Wheel Axle Bushings
If you have a wheel that's too big for the axle, make bushings from brass or aluminum tubing to make up the space. If you get tubing of the
correct size, you can also make multiple bushings that fit inside each other, if that is required. Don't let wheels wobble! They'll wear out quicker, and make ground handling difficult.
Cleaning Airplanes Well
If you have an airplane that you really want to take care of and look good for a long time, you have to occaisionally clean it really well. Do this by disassembling what you can (remove the wing and landing gear) and wipe it down with alcohol from the drug store. This will remove fuel oil residue well. This is also a good cleaning for film covering when you have to apply new film over old.
Empty Fuel Bottles
If you purchase fuel in plastic bottles, when they're empty, put it in an out of the way place with the cap off for about a day. This will allow the residual fuel to evaporate. If you place the cap on without airing it out, you have a potential bomb if an ignition source should ever penetrate the bottle. After the bottle is aired out, crush it, then replace the cap. Then recycle the plastic if you can at a recycling center. Many places don't take plastic, so if it does end up in a landfill, at least it will take up less space by being crushed. You should air out and crush metal fuel cans too.
Wheel Collar Tightening
If you use wheel collars with the tiny hex setscrews (I think most of us do), sometimes while tightening them the hex wrench rounds off a little,
causing it to stick in the setscrew. So you end up turning the hex wrench to loosen the wheel collar just to get the wrench out. But now the
setscrew may not be tight anymore. To check it, just turn it with your fingers. If it doesn't turn, it's tight enough. If you can turn it, try to tighten it more.
Drill Depth Gage
Sometimes I carve foam with a drill bit in my rotary tool, but I need a certain depth. I measure the depth I need on the bit, and wrap a piece of masking tape around the bit above the mark. Then when the bit is spinning, I know not to go past the edge of the tape. This will work if you need a not-all-the-way-through hole in almost any material.
Need an antenna tube inside that long fuselage? Next time you go to your favorite restaurant, grab five or six extra straws. At home, cut each
with scissors lengthwise, colapse it in on itself and add a little tape. This colapse make the straw a smaller diameter, which works best for
receiver antennas. Then make a small cut in one end, colapse it a little, and stick it into the next straw, and apply tape. You can chain several of these together, then put into the fuselage for holding the antenna.

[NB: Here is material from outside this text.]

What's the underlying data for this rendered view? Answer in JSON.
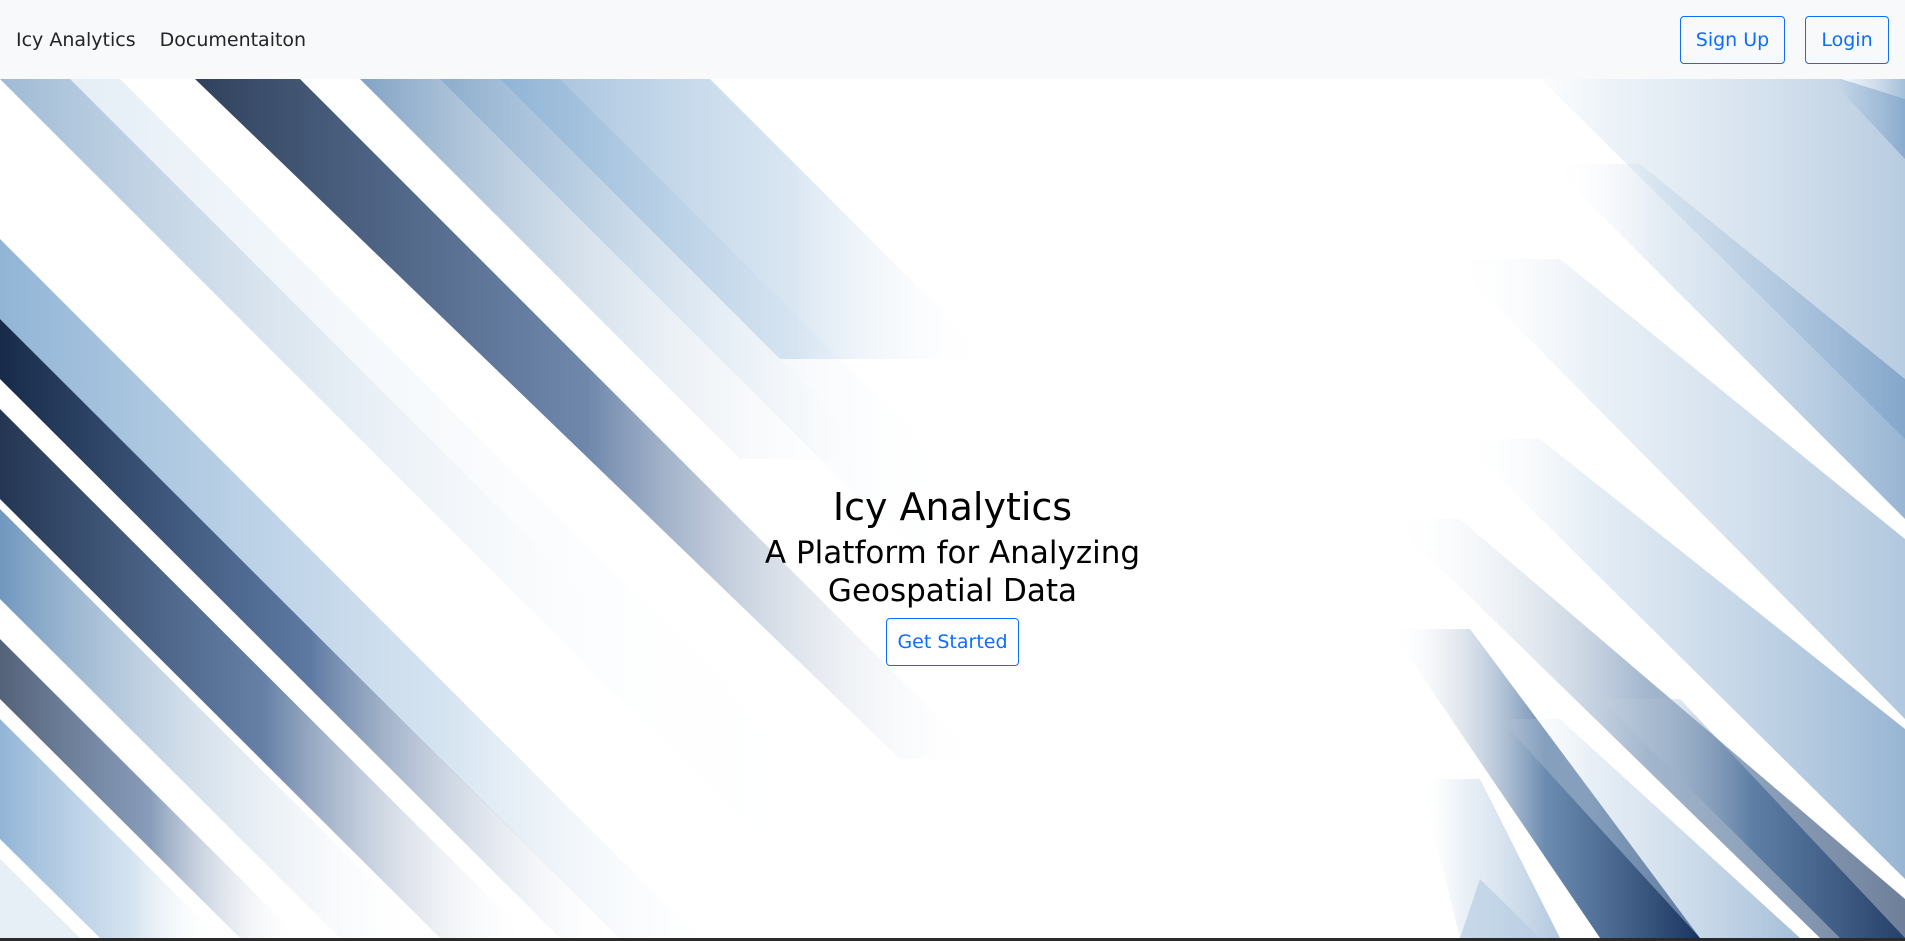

Smoking While Fueling
There's no smoking signs at gas stations, as it could be dangerous to smoke while filling your gas tank. So why smoke while you fuel your
Fuel and Battery Separation
In your field box, keep the fuel storage, and starting battery, at opposite ends. If they're next to each other, and the battery or power panel
shorts, it could ignite fuel vapors. I have two separate boxes, one has the fuel and pump, the other has the battery and tools. When I want to fuel, I just plug the fuel pump into the power panel on the other box. And even though there's two field boxes, they're easier for me to carry instead of one big heavy box.
Arrow Shaft Drill
Need a long straight hole through solid foam or several pieces of balsa, either in a fuselage or wing? Take an aluminum arrow shaft, and cut small notches on one end, as if to make it a saw. Put the shaft in a drill, and it will cut long straight holes for cables, pushrods, antennas, etc.
Have you ever tried soldering clevises or other small parts and didn't have anything to hold it with? Try a plain old wood clothespin. They work great for holding small hot parts while soldering, and they have many other modeling uses too.